Entries from a dataset of interfaces:
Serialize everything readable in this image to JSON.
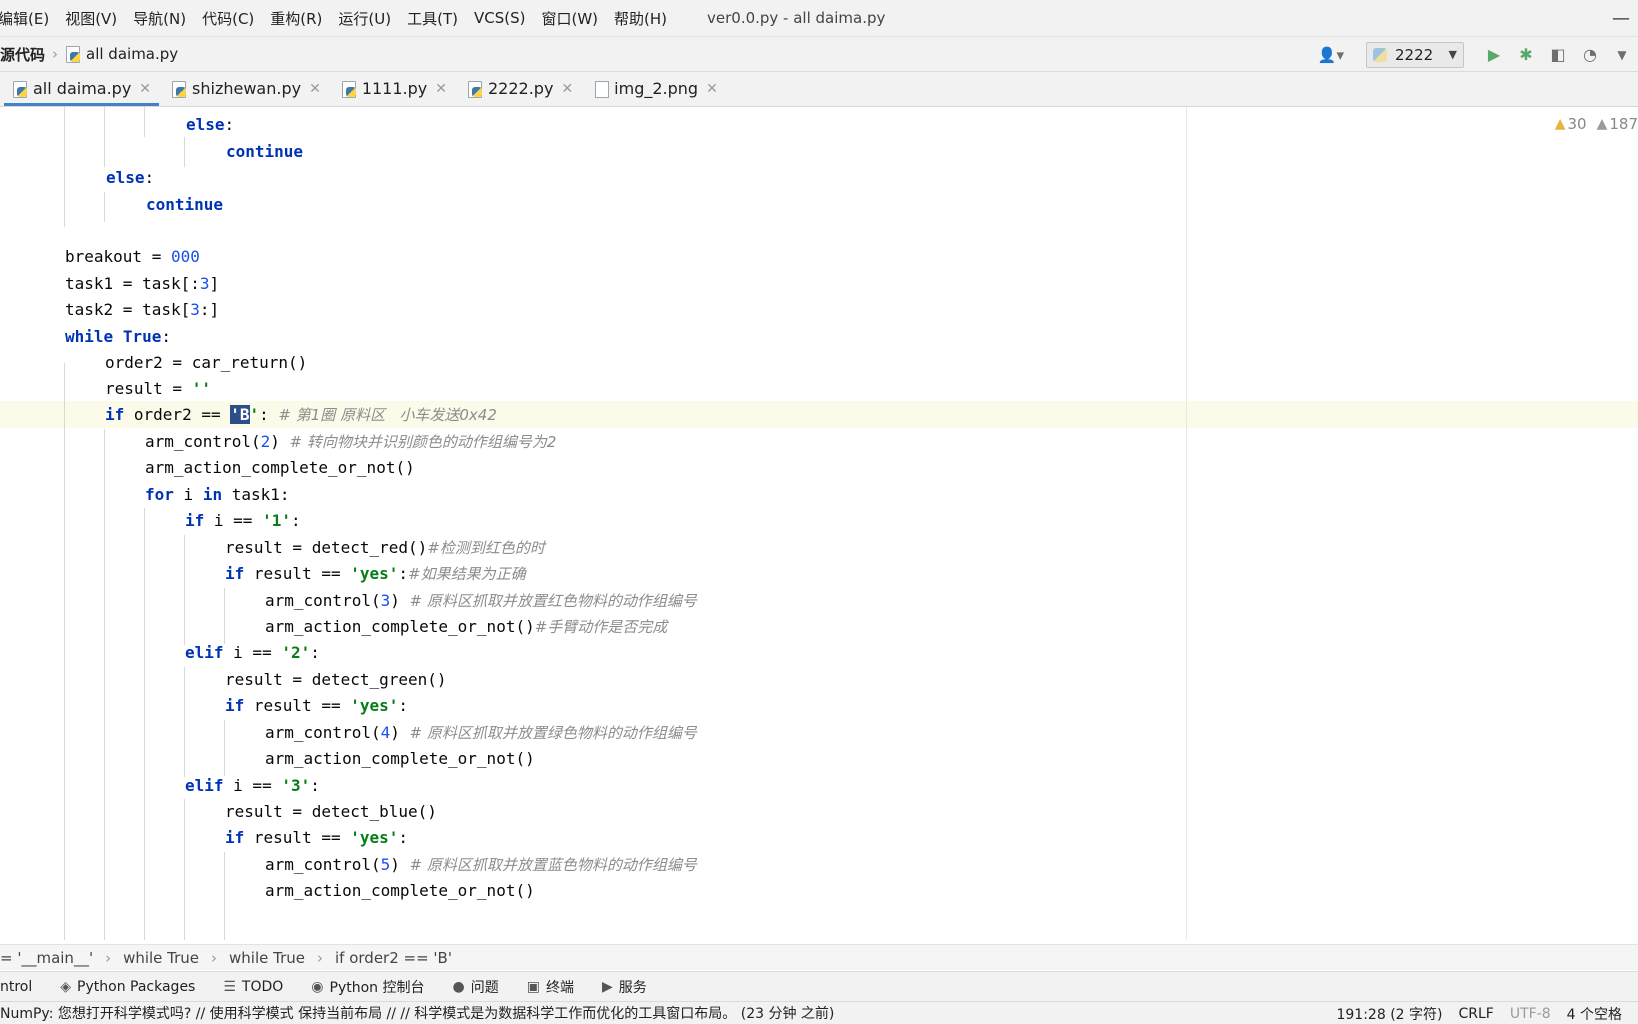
{
  "menu": {
    "items": [
      "编辑(E)",
      "视图(V)",
      "导航(N)",
      "代码(C)",
      "重构(R)",
      "运行(U)",
      "工具(T)",
      "VCS(S)",
      "窗口(W)",
      "帮助(H)"
    ],
    "window_title": "ver0.0.py - all daima.py",
    "minimize_glyph": "—"
  },
  "navbar": {
    "root": "源代码",
    "file": "all daima.py",
    "run_config": "2222"
  },
  "tabs": [
    {
      "label": "all daima.py",
      "active": true
    },
    {
      "label": "shizhewan.py",
      "active": false
    },
    {
      "label": "1111.py",
      "active": false
    },
    {
      "label": "2222.py",
      "active": false
    },
    {
      "label": "img_2.png",
      "active": false
    }
  ],
  "inspection": {
    "warnings": "30",
    "weak_warnings": "187"
  },
  "code": {
    "l_else1": "else",
    "l_continue1": "continue",
    "l_else2": "else",
    "l_continue2": "continue",
    "breakout_a": "breakout = ",
    "breakout_b": "000",
    "task1_a": "task1 = task[:",
    "task1_b": "3",
    "task1_c": "]",
    "task2_a": "task2 = task[",
    "task2_b": "3",
    "task2_c": ":]",
    "while_kw": "while",
    "while_true": "True",
    "order2": "order2 = car_return()",
    "result_a": "result = ",
    "result_b": "''",
    "if_kw": "if",
    "if_a": " order2 == ",
    "if_str_open": "'",
    "if_sel": "B",
    "if_str_close": "'",
    "if_b": ": ",
    "if_cmt": "# 第1圈 原料区   小车发送0x42",
    "arm2_a": "arm_control(",
    "arm2_b": "2",
    "arm2_c": ") ",
    "arm2_cmt": "# 转向物块并识别颜色的动作组编号为2",
    "arm_complete": "arm_action_complete_or_not()",
    "for_kw": "for",
    "for_a": " i ",
    "in_kw": "in",
    "for_b": " task1:",
    "if1_a": " i == ",
    "s1": "'1'",
    "red_a": "result = detect_red()",
    "red_cmt": "#检测到红色的时",
    "yes_a": " result == ",
    "yes_s": "'yes'",
    "yes_cmt": "#如果结果为正确",
    "arm3_a": "arm_control(",
    "arm3_b": "3",
    "arm3_c": ") ",
    "arm3_cmt": "# 原料区抓取并放置红色物料的动作组编号",
    "arm_complete_cmt": "#手臂动作是否完成",
    "elif_kw": "elif",
    "s2": "'2'",
    "green": "result = detect_green()",
    "arm4_b": "4",
    "arm4_cmt": "# 原料区抓取并放置绿色物料的动作组编号",
    "s3": "'3'",
    "blue": "result = detect_blue()",
    "arm5_b": "5",
    "arm5_cmt": "# 原料区抓取并放置蓝色物料的动作组编号",
    "colon": ":"
  },
  "breadcrumb": [
    "= '__main__'",
    "while True",
    "while True",
    "if order2 == 'B'"
  ],
  "toolwindows": [
    "ntrol",
    "Python Packages",
    "TODO",
    "Python 控制台",
    "问题",
    "终端",
    "服务"
  ],
  "status": {
    "message": "NumPy: 您想打开科学模式吗?  // 使用科学模式  保持当前布局 // // 科学模式是为数据科学工作而优化的工具窗口布局。 (23 分钟 之前)",
    "position": "191:28 (2 字符)",
    "line_sep": "CRLF",
    "encoding": "UTF-8",
    "indent": "4 个空格"
  },
  "colors": {
    "keyword": "#0033b3",
    "number": "#1750eb",
    "string": "#067d17",
    "comment": "#8c8c8c",
    "accent": "#4083c9"
  }
}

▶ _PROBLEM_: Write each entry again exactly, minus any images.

▶ _COMPLETED TASK_:
Serialize everything readable in this image to JSON.
{
  "menu": {
    "items": [
      "编辑(E)",
      "视图(V)",
      "导航(N)",
      "代码(C)",
      "重构(R)",
      "运行(U)",
      "工具(T)",
      "VCS(S)",
      "窗口(W)",
      "帮助(H)"
    ],
    "window_title": "ver0.0.py - all daima.py",
    "minimize_glyph": "—"
  },
  "navbar": {
    "root": "源代码",
    "file": "all daima.py",
    "run_config": "2222"
  },
  "tabs": [
    {
      "label": "all daima.py",
      "active": true
    },
    {
      "label": "shizhewan.py",
      "active": false
    },
    {
      "label": "1111.py",
      "active": false
    },
    {
      "label": "2222.py",
      "active": false
    },
    {
      "label": "img_2.png",
      "active": false
    }
  ],
  "inspection": {
    "warnings": "30",
    "weak_warnings": "187"
  },
  "code": {
    "l_else1": "else",
    "l_continue1": "continue",
    "l_else2": "else",
    "l_continue2": "continue",
    "breakout_a": "breakout = ",
    "breakout_b": "000",
    "task1_a": "task1 = task[:",
    "task1_b": "3",
    "task1_c": "]",
    "task2_a": "task2 = task[",
    "task2_b": "3",
    "task2_c": ":]",
    "while_kw": "while",
    "while_true": "True",
    "order2": "order2 = car_return()",
    "result_a": "result = ",
    "result_b": "''",
    "if_kw": "if",
    "if_a": " order2 == ",
    "if_str_open": "'",
    "if_sel": "B",
    "if_str_close": "'",
    "if_b": ": ",
    "if_cmt": "# 第1圈 原料区   小车发送0x42",
    "arm2_a": "arm_control(",
    "arm2_b": "2",
    "arm2_c": ") ",
    "arm2_cmt": "# 转向物块并识别颜色的动作组编号为2",
    "arm_complete": "arm_action_complete_or_not()",
    "for_kw": "for",
    "for_a": " i ",
    "in_kw": "in",
    "for_b": " task1:",
    "if1_a": " i == ",
    "s1": "'1'",
    "red_a": "result = detect_red()",
    "red_cmt": "#检测到红色的时",
    "yes_a": " result == ",
    "yes_s": "'yes'",
    "yes_cmt": "#如果结果为正确",
    "arm3_a": "arm_control(",
    "arm3_b": "3",
    "arm3_c": ") ",
    "arm3_cmt": "# 原料区抓取并放置红色物料的动作组编号",
    "arm_complete_cmt": "#手臂动作是否完成",
    "elif_kw": "elif",
    "s2": "'2'",
    "green": "result = detect_green()",
    "arm4_b": "4",
    "arm4_cmt": "# 原料区抓取并放置绿色物料的动作组编号",
    "s3": "'3'",
    "blue": "result = detect_blue()",
    "arm5_b": "5",
    "arm5_cmt": "# 原料区抓取并放置蓝色物料的动作组编号",
    "colon": ":"
  },
  "breadcrumb": [
    "= '__main__'",
    "while True",
    "while True",
    "if order2 == 'B'"
  ],
  "toolwindows": [
    "ntrol",
    "Python Packages",
    "TODO",
    "Python 控制台",
    "问题",
    "终端",
    "服务"
  ],
  "status": {
    "message": "NumPy: 您想打开科学模式吗?  // 使用科学模式  保持当前布局 // // 科学模式是为数据科学工作而优化的工具窗口布局。 (23 分钟 之前)",
    "position": "191:28 (2 字符)",
    "line_sep": "CRLF",
    "encoding": "UTF-8",
    "indent": "4 个空格"
  },
  "colors": {
    "keyword": "#0033b3",
    "number": "#1750eb",
    "string": "#067d17",
    "comment": "#8c8c8c",
    "accent": "#4083c9"
  }
}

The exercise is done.